> [Task prompt]:
Check each line of the data, and copy those where "subtitle" appears.

[Records from a data source]
====================

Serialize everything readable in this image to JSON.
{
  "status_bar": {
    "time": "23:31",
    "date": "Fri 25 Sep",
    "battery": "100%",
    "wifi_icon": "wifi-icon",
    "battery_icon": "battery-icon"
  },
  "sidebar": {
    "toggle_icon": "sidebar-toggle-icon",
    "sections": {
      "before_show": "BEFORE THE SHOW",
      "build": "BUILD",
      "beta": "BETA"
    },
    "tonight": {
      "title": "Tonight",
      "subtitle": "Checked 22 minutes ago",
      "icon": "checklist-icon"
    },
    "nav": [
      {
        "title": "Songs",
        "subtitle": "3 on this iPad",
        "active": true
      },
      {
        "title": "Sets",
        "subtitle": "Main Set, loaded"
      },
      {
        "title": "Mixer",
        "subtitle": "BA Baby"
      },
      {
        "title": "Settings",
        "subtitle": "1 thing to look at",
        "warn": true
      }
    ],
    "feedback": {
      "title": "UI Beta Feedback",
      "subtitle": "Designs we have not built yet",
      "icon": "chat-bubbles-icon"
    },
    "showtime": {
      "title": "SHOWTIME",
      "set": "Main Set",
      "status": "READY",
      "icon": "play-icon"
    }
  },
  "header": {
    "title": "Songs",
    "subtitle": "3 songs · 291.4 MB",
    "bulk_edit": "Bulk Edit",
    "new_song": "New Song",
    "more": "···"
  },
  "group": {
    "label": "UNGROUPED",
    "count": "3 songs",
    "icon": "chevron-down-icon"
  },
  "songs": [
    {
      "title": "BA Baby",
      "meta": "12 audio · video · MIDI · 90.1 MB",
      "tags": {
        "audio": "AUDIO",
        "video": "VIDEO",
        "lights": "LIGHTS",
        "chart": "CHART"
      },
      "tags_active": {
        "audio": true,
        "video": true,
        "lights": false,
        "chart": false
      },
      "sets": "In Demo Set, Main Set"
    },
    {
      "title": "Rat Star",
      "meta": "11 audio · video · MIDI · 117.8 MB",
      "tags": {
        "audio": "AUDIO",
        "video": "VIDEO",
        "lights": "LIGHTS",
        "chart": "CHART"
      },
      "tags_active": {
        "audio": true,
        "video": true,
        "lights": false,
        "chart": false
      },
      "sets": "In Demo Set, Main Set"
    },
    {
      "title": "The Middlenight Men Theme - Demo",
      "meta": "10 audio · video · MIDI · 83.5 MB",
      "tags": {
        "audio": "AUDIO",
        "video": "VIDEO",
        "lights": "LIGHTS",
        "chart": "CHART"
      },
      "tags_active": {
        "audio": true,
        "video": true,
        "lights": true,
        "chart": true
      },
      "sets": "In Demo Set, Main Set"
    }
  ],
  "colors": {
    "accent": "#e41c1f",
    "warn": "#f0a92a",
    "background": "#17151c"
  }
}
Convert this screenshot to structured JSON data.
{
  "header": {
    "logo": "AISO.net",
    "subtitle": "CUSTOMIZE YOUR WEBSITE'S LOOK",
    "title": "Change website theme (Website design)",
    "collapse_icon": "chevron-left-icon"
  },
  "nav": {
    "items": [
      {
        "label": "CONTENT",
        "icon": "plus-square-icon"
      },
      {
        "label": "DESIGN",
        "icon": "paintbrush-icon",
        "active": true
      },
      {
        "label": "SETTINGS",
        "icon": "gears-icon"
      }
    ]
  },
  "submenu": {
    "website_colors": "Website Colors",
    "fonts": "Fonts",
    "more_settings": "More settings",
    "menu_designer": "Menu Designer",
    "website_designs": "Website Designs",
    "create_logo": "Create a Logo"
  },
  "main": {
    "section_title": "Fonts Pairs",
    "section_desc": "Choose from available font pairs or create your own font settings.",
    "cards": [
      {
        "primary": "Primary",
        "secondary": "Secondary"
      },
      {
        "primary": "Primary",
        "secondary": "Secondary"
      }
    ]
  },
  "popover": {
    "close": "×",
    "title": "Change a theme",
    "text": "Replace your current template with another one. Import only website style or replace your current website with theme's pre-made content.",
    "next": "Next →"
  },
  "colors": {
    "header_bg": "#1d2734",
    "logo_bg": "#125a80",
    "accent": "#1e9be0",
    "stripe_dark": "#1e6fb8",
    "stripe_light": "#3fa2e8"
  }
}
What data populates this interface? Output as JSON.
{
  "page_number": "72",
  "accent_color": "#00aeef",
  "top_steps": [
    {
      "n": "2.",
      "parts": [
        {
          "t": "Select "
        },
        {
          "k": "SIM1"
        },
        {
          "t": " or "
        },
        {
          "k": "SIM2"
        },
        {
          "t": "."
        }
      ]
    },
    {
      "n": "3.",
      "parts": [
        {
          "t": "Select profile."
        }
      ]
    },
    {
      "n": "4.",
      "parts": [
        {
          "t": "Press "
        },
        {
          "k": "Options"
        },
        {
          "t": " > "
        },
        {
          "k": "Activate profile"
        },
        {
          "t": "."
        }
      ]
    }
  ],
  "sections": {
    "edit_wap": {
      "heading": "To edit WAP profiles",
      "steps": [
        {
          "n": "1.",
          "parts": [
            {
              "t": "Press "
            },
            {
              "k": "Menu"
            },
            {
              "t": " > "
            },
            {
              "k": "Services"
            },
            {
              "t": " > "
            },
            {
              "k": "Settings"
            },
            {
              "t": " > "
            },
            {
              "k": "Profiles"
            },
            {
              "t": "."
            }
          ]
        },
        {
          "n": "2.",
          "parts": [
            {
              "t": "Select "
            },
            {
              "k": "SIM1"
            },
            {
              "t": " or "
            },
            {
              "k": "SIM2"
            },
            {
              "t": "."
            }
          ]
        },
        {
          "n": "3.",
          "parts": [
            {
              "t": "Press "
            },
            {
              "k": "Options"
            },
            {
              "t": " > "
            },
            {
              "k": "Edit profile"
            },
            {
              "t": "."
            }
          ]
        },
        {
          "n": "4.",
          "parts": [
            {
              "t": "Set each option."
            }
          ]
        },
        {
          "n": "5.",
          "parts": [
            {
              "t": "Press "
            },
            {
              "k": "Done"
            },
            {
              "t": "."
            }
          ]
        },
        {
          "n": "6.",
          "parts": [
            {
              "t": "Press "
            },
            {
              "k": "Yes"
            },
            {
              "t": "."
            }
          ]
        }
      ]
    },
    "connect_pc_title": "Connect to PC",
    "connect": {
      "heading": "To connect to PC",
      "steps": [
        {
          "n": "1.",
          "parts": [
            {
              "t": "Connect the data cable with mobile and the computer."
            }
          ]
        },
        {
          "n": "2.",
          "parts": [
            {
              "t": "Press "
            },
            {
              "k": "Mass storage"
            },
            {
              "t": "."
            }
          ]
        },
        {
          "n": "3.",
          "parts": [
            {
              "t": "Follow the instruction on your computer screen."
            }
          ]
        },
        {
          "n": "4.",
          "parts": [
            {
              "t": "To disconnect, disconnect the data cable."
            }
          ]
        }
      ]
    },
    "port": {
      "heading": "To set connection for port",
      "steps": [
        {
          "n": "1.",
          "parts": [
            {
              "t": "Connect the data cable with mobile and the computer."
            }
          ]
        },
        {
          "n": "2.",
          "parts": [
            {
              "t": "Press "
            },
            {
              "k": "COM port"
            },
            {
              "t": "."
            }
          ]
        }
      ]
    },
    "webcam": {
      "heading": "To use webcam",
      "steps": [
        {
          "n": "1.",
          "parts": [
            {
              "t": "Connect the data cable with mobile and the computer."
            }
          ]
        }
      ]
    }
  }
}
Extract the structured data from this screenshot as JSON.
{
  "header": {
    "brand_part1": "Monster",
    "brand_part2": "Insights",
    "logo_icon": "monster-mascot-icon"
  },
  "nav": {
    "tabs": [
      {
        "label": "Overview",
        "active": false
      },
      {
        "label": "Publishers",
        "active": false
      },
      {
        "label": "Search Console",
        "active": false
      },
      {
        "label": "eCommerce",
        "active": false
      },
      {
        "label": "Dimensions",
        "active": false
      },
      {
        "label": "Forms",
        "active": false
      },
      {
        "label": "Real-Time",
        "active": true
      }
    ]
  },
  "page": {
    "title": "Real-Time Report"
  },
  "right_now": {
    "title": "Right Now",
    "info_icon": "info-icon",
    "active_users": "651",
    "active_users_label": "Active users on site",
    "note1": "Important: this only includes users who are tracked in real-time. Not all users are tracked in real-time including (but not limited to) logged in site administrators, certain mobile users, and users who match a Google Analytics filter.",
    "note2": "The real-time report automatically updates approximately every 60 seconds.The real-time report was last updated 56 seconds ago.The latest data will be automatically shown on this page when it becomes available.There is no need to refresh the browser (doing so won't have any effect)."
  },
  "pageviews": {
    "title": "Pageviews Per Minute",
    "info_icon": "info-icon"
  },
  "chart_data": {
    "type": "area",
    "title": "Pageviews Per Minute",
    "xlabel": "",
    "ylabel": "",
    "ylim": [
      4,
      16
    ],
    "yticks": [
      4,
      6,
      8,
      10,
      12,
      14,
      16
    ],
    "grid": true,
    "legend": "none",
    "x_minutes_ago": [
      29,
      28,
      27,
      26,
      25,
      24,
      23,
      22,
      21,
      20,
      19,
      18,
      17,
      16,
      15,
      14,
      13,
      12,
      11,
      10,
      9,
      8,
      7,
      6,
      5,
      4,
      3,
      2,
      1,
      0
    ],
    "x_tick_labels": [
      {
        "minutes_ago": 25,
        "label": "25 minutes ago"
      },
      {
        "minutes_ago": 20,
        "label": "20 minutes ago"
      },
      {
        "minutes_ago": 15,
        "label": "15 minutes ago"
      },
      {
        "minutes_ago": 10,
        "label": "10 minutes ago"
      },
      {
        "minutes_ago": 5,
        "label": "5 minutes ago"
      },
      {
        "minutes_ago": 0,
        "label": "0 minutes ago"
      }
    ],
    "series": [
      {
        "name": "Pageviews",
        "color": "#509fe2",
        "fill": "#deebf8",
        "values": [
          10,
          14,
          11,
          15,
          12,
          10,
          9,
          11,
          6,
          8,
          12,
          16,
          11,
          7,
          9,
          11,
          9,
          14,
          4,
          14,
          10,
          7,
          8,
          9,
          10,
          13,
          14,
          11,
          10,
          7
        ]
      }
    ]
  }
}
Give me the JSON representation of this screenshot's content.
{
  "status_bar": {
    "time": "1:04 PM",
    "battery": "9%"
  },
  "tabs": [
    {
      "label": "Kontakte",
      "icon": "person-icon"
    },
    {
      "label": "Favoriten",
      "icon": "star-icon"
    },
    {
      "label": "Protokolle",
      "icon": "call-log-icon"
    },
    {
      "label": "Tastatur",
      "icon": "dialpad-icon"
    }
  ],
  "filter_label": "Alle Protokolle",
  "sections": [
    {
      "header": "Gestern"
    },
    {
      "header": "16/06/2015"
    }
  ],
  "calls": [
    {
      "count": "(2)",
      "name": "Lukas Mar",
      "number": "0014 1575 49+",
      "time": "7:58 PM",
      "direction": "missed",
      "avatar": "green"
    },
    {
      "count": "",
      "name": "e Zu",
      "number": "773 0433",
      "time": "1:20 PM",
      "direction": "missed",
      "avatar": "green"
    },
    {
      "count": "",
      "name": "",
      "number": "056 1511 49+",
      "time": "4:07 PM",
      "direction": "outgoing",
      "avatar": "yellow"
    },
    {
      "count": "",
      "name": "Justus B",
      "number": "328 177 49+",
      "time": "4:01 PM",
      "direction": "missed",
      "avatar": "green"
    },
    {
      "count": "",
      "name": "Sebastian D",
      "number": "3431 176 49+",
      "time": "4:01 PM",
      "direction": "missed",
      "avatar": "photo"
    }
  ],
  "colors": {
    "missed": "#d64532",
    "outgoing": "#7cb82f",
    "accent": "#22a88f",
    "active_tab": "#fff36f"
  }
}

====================

> [Task solution]:
      "subtitle": "Checked 22 minutes ago",
        "subtitle": "3 on this iPad",
        "subtitle": "Main Set, loaded"
        "subtitle": "BA Baby"
        "subtitle": "1 thing to look at",
      "subtitle": "Designs we have not built yet",
    "subtitle": "3 songs · 291.4 MB",
    "subtitle": "CUSTOMIZE YOUR WEBSITE'S LOOK",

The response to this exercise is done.